- _Work to complete_
Everything in the records must appear again exactly, except the images.

____

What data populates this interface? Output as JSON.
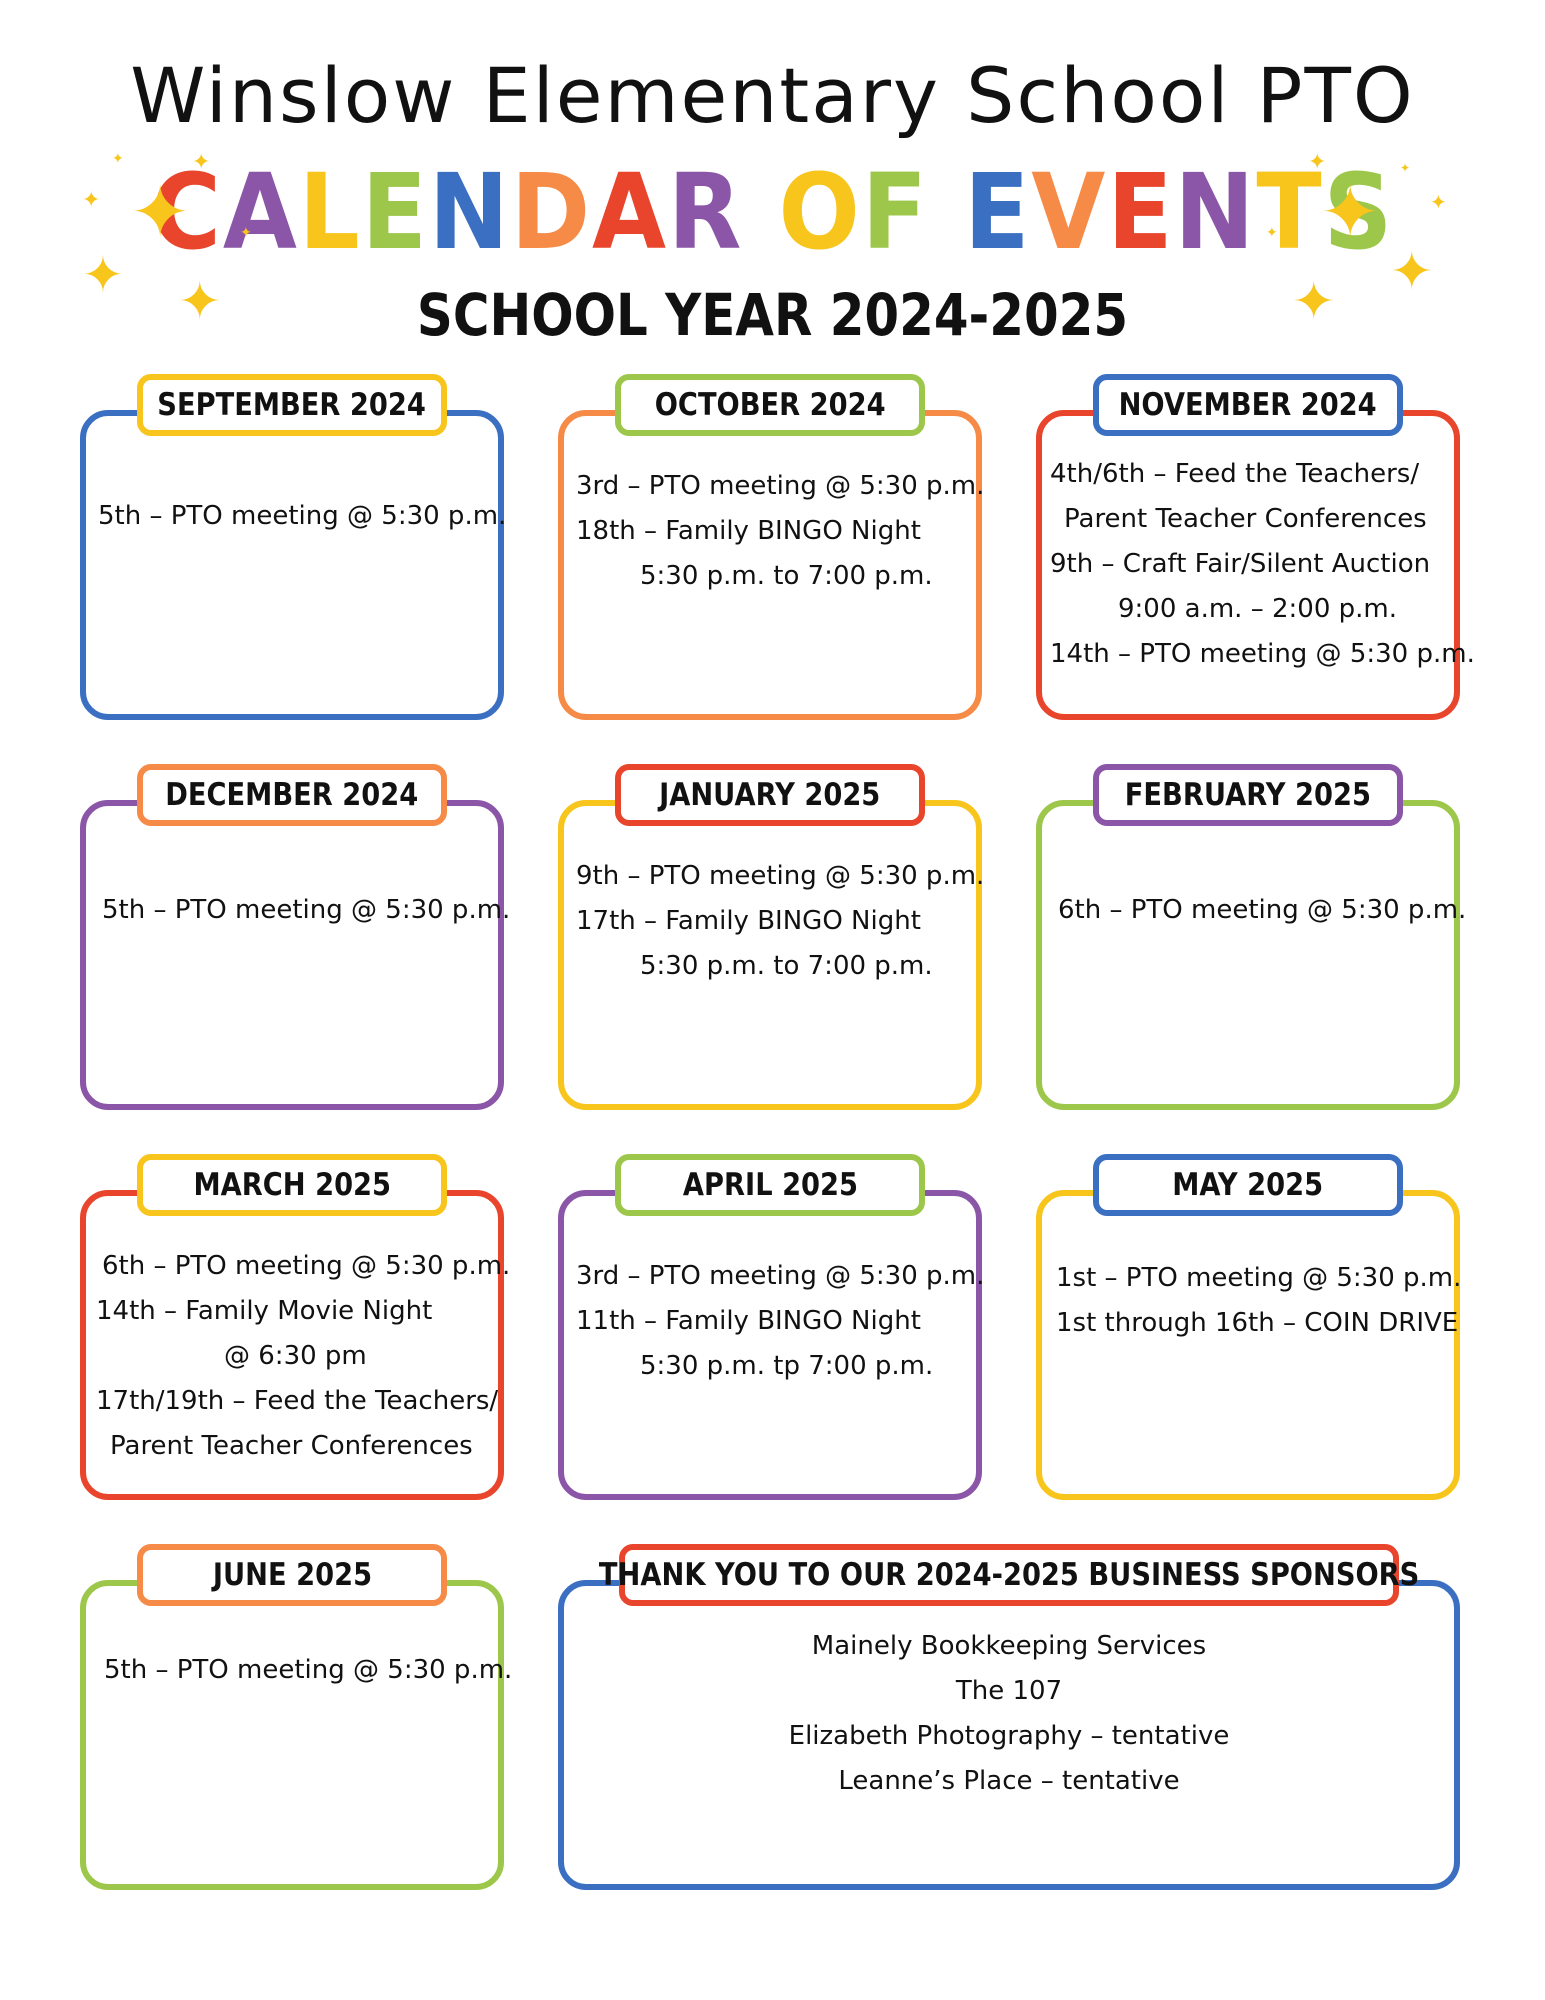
{
  "header": {
    "org_title": "Winslow Elementary School PTO",
    "calendar_title": {
      "letters": [
        {
          "ch": "C",
          "color": "#E8452C"
        },
        {
          "ch": "A",
          "color": "#8B56A8"
        },
        {
          "ch": "L",
          "color": "#F7C51B"
        },
        {
          "ch": "E",
          "color": "#9DC74A"
        },
        {
          "ch": "N",
          "color": "#3A6FC1"
        },
        {
          "ch": "D",
          "color": "#F58B47"
        },
        {
          "ch": "A",
          "color": "#E8452C"
        },
        {
          "ch": "R",
          "color": "#8B56A8"
        },
        {
          "ch": " ",
          "color": "#111111"
        },
        {
          "ch": "O",
          "color": "#F7C51B"
        },
        {
          "ch": "F",
          "color": "#9DC74A"
        },
        {
          "ch": " ",
          "color": "#111111"
        },
        {
          "ch": "E",
          "color": "#3A6FC1"
        },
        {
          "ch": "V",
          "color": "#F58B47"
        },
        {
          "ch": "E",
          "color": "#E8452C"
        },
        {
          "ch": "N",
          "color": "#8B56A8"
        },
        {
          "ch": "T",
          "color": "#F7C51B"
        },
        {
          "ch": "S",
          "color": "#9DC74A"
        }
      ]
    },
    "school_year": "SCHOOL YEAR 2024-2025"
  },
  "colors": {
    "blue": "#3A6FC1",
    "orange": "#F58B47",
    "red": "#E8452C",
    "purple": "#8B56A8",
    "yellow": "#F7C51B",
    "green": "#9DC74A",
    "sparkle": "#F7C51B"
  },
  "months": [
    {
      "title": "SEPTEMBER 2024",
      "box_color": "#3A6FC1",
      "tab_color": "#F7C51B",
      "lines": [
        "5th – PTO meeting @ 5:30 p.m."
      ]
    },
    {
      "title": "OCTOBER 2024",
      "box_color": "#F58B47",
      "tab_color": "#9DC74A",
      "lines": [
        "3rd – PTO meeting @ 5:30 p.m.",
        "18th – Family BINGO Night",
        "5:30 p.m. to 7:00 p.m."
      ]
    },
    {
      "title": "NOVEMBER 2024",
      "box_color": "#E8452C",
      "tab_color": "#3A6FC1",
      "lines": [
        "4th/6th – Feed the Teachers/",
        "Parent Teacher Conferences",
        "9th – Craft Fair/Silent Auction",
        "9:00 a.m. – 2:00 p.m.",
        "14th – PTO meeting @ 5:30 p.m."
      ]
    },
    {
      "title": "DECEMBER 2024",
      "box_color": "#8B56A8",
      "tab_color": "#F58B47",
      "lines": [
        "5th – PTO meeting @ 5:30 p.m."
      ]
    },
    {
      "title": "JANUARY 2025",
      "box_color": "#F7C51B",
      "tab_color": "#E8452C",
      "lines": [
        "9th – PTO meeting @ 5:30 p.m.",
        "17th – Family BINGO Night",
        "5:30 p.m. to 7:00 p.m."
      ]
    },
    {
      "title": "FEBRUARY 2025",
      "box_color": "#9DC74A",
      "tab_color": "#8B56A8",
      "lines": [
        "6th – PTO meeting @ 5:30 p.m."
      ]
    },
    {
      "title": "MARCH 2025",
      "box_color": "#E8452C",
      "tab_color": "#F7C51B",
      "lines": [
        "6th – PTO meeting @ 5:30 p.m.",
        "14th – Family Movie Night",
        "@ 6:30 pm",
        "17th/19th – Feed the Teachers/",
        "Parent Teacher Conferences"
      ]
    },
    {
      "title": "APRIL 2025",
      "box_color": "#8B56A8",
      "tab_color": "#9DC74A",
      "lines": [
        "3rd – PTO meeting @ 5:30 p.m.",
        "11th – Family BINGO Night",
        "5:30 p.m. tp 7:00 p.m."
      ]
    },
    {
      "title": "MAY 2025",
      "box_color": "#F7C51B",
      "tab_color": "#3A6FC1",
      "lines": [
        "1st – PTO meeting @ 5:30 p.m.",
        "1st through 16th – COIN DRIVE"
      ]
    },
    {
      "title": "JUNE 2025",
      "box_color": "#9DC74A",
      "tab_color": "#F58B47",
      "lines": [
        "5th – PTO meeting @ 5:30 p.m."
      ]
    }
  ],
  "sponsors": {
    "title": "THANK YOU TO OUR 2024-2025 BUSINESS SPONSORS",
    "box_color": "#3A6FC1",
    "tab_color": "#E8452C",
    "lines": [
      "Mainely Bookkeeping Services",
      "The 107",
      "Elizabeth Photography – tentative",
      "Leanne’s Place – tentative"
    ]
  }
}
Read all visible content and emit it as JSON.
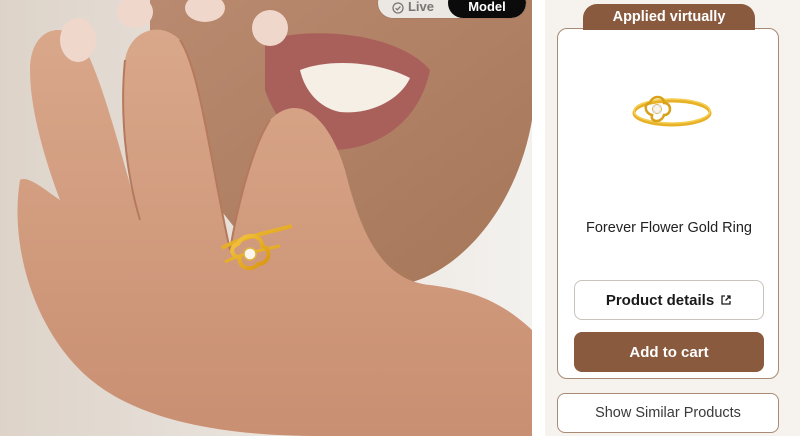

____

- _Solution_
What data populates this interface? Output as JSON.
{
  "header": {
    "org_title": "Winslow Elementary School PTO",
    "calendar_title": {
      "letters": [
        {
          "ch": "C",
          "color": "#E8452C"
        },
        {
          "ch": "A",
          "color": "#8B56A8"
        },
        {
          "ch": "L",
          "color": "#F7C51B"
        },
        {
          "ch": "E",
          "color": "#9DC74A"
        },
        {
          "ch": "N",
          "color": "#3A6FC1"
        },
        {
          "ch": "D",
          "color": "#F58B47"
        },
        {
          "ch": "A",
          "color": "#E8452C"
        },
        {
          "ch": "R",
          "color": "#8B56A8"
        },
        {
          "ch": " ",
          "color": "#111111"
        },
        {
          "ch": "O",
          "color": "#F7C51B"
        },
        {
          "ch": "F",
          "color": "#9DC74A"
        },
        {
          "ch": " ",
          "color": "#111111"
        },
        {
          "ch": "E",
          "color": "#3A6FC1"
        },
        {
          "ch": "V",
          "color": "#F58B47"
        },
        {
          "ch": "E",
          "color": "#E8452C"
        },
        {
          "ch": "N",
          "color": "#8B56A8"
        },
        {
          "ch": "T",
          "color": "#F7C51B"
        },
        {
          "ch": "S",
          "color": "#9DC74A"
        }
      ]
    },
    "school_year": "SCHOOL YEAR 2024-2025"
  },
  "colors": {
    "blue": "#3A6FC1",
    "orange": "#F58B47",
    "red": "#E8452C",
    "purple": "#8B56A8",
    "yellow": "#F7C51B",
    "green": "#9DC74A",
    "sparkle": "#F7C51B"
  },
  "months": [
    {
      "title": "SEPTEMBER 2024",
      "box_color": "#3A6FC1",
      "tab_color": "#F7C51B",
      "lines": [
        "5th – PTO meeting @ 5:30 p.m."
      ]
    },
    {
      "title": "OCTOBER 2024",
      "box_color": "#F58B47",
      "tab_color": "#9DC74A",
      "lines": [
        "3rd – PTO meeting @ 5:30 p.m.",
        "18th – Family BINGO Night",
        "5:30 p.m. to 7:00 p.m."
      ]
    },
    {
      "title": "NOVEMBER 2024",
      "box_color": "#E8452C",
      "tab_color": "#3A6FC1",
      "lines": [
        "4th/6th – Feed the Teachers/",
        "Parent Teacher Conferences",
        "9th – Craft Fair/Silent Auction",
        "9:00 a.m. – 2:00 p.m.",
        "14th – PTO meeting @ 5:30 p.m."
      ]
    },
    {
      "title": "DECEMBER 2024",
      "box_color": "#8B56A8",
      "tab_color": "#F58B47",
      "lines": [
        "5th – PTO meeting @ 5:30 p.m."
      ]
    },
    {
      "title": "JANUARY 2025",
      "box_color": "#F7C51B",
      "tab_color": "#E8452C",
      "lines": [
        "9th – PTO meeting @ 5:30 p.m.",
        "17th – Family BINGO Night",
        "5:30 p.m. to 7:00 p.m."
      ]
    },
    {
      "title": "FEBRUARY 2025",
      "box_color": "#9DC74A",
      "tab_color": "#8B56A8",
      "lines": [
        "6th – PTO meeting @ 5:30 p.m."
      ]
    },
    {
      "title": "MARCH 2025",
      "box_color": "#E8452C",
      "tab_color": "#F7C51B",
      "lines": [
        "6th – PTO meeting @ 5:30 p.m.",
        "14th – Family Movie Night",
        "@ 6:30 pm",
        "17th/19th – Feed the Teachers/",
        "Parent Teacher Conferences"
      ]
    },
    {
      "title": "APRIL 2025",
      "box_color": "#8B56A8",
      "tab_color": "#9DC74A",
      "lines": [
        "3rd – PTO meeting @ 5:30 p.m.",
        "11th – Family BINGO Night",
        "5:30 p.m. tp 7:00 p.m."
      ]
    },
    {
      "title": "MAY 2025",
      "box_color": "#F7C51B",
      "tab_color": "#3A6FC1",
      "lines": [
        "1st – PTO meeting @ 5:30 p.m.",
        "1st through 16th – COIN DRIVE"
      ]
    },
    {
      "title": "JUNE 2025",
      "box_color": "#9DC74A",
      "tab_color": "#F58B47",
      "lines": [
        "5th – PTO meeting @ 5:30 p.m."
      ]
    }
  ],
  "sponsors": {
    "title": "THANK YOU TO OUR 2024-2025 BUSINESS SPONSORS",
    "box_color": "#3A6FC1",
    "tab_color": "#E8452C",
    "lines": [
      "Mainely Bookkeeping Services",
      "The 107",
      "Elizabeth Photography – tentative",
      "Leanne’s Place – tentative"
    ]
  }
}
Read all visible content and emit it as JSON.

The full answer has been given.